What are some of the constraints your business has faced? How do you plan to overcome these?
While our BEE status has assisted us to get a foot in the door, there are competitors who have been operational for decades and even though most do not meet the necessary BEE requirements, they still receive the majority of business from the private sector.
There is also a challenge in that a few large manufacturers dominate this sector and there is huge competition between their distributors, so one often has to be the cheapest to get the job, not the best, which goes against our operating philosophy. To mitigate these issues, we are in the process of becoming ISO 9001:2015 compliant and we are doing NOSA, HIRA and NOSA Advanced OSHACT short courses.
We intend utilising this certification as a value add to our clients. We will be able to recommend products based on the legal framework and legislative requirements as an additional service offering. We are also importing new products that are not locally produced and acquiring sole distributorship for these items, such as the wireless mining lamps and top-of-the-range fire boots.
Finally, we are on a mentorship programme funded by PetroSA that has assisted us a lot in terms of strategic focus.
Do you have any suggestions to help companies implement more effective PPE in the workplace?
Training in the workplace is very important, as just issuing the PPE to a worker without the necessary training could potentially put his or her life at risk. As just one example, when wearing flame retardant or fire resistant overalls, the employee may not wear polyester or poly cotton garments underneath, as these are highly flammable and render the functionality of the overall null and void!

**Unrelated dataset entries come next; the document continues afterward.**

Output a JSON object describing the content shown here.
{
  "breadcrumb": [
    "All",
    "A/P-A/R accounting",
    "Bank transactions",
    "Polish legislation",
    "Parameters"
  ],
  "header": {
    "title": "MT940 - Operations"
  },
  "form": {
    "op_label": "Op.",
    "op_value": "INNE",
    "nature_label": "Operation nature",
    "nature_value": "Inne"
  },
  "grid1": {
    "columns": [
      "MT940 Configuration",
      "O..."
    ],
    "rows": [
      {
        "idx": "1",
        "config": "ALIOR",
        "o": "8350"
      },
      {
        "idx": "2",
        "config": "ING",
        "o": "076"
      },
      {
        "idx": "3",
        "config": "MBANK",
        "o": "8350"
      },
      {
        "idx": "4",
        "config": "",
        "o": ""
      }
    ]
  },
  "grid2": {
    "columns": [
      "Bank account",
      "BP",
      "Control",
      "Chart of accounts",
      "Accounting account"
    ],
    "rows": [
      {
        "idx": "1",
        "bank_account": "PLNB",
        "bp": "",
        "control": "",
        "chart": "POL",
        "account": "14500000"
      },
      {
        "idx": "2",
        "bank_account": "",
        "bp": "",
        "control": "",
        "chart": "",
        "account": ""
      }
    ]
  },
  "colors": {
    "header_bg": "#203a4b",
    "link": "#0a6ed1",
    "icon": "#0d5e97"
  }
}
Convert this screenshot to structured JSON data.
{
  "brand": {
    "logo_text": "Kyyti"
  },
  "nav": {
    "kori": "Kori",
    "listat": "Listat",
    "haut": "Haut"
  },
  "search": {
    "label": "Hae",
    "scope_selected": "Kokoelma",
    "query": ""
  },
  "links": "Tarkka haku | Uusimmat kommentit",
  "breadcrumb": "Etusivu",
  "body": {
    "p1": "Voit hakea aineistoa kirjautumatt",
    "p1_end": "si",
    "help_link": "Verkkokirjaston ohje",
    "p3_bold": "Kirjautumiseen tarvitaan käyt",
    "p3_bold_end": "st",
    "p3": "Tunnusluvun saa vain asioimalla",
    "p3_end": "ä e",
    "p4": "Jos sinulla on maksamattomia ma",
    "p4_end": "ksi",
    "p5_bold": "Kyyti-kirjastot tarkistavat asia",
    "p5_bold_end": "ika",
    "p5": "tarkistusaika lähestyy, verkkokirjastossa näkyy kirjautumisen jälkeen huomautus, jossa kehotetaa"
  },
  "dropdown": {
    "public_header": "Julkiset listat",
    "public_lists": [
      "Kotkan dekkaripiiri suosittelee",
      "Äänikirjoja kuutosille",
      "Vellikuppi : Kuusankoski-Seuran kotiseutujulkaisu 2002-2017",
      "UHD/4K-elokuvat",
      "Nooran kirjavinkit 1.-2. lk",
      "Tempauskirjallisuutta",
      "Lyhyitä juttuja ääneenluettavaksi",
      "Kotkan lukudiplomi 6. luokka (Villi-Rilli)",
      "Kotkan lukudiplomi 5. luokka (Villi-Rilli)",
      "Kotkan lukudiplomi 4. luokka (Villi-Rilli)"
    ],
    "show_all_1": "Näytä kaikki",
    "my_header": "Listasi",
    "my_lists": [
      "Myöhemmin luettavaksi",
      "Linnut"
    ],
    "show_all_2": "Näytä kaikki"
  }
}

The same applies to anything worn over flame retardant or fire resistant garments; these must be manufactured with the identical fire resistant properties, or once again it will render the actual item non-compliant, and could result in an unhappy situation for the wearer….
What innovations or new designs excite you in the industry?
The dual functionality of various products supplied excites us, as well as an increased focus on products that do not just meet their intended purpose, but are also comfortable and look good. In the past, most PPE products were often dull and utilitarian, and the worker did not feel like a valued stakeholder while wearing them.
The trend overseas is for protective clothing to be comfortable, look attractive and professional and yet be fully functional. All PPE is adopting this trend, with the intention of making every employee not just feel safe but also like a valued member of the team, which is good for business ultimately.
* Anton Ressel, a regular Fin24 small business columnist and expert answering user questions, is a mentor and business development specialist.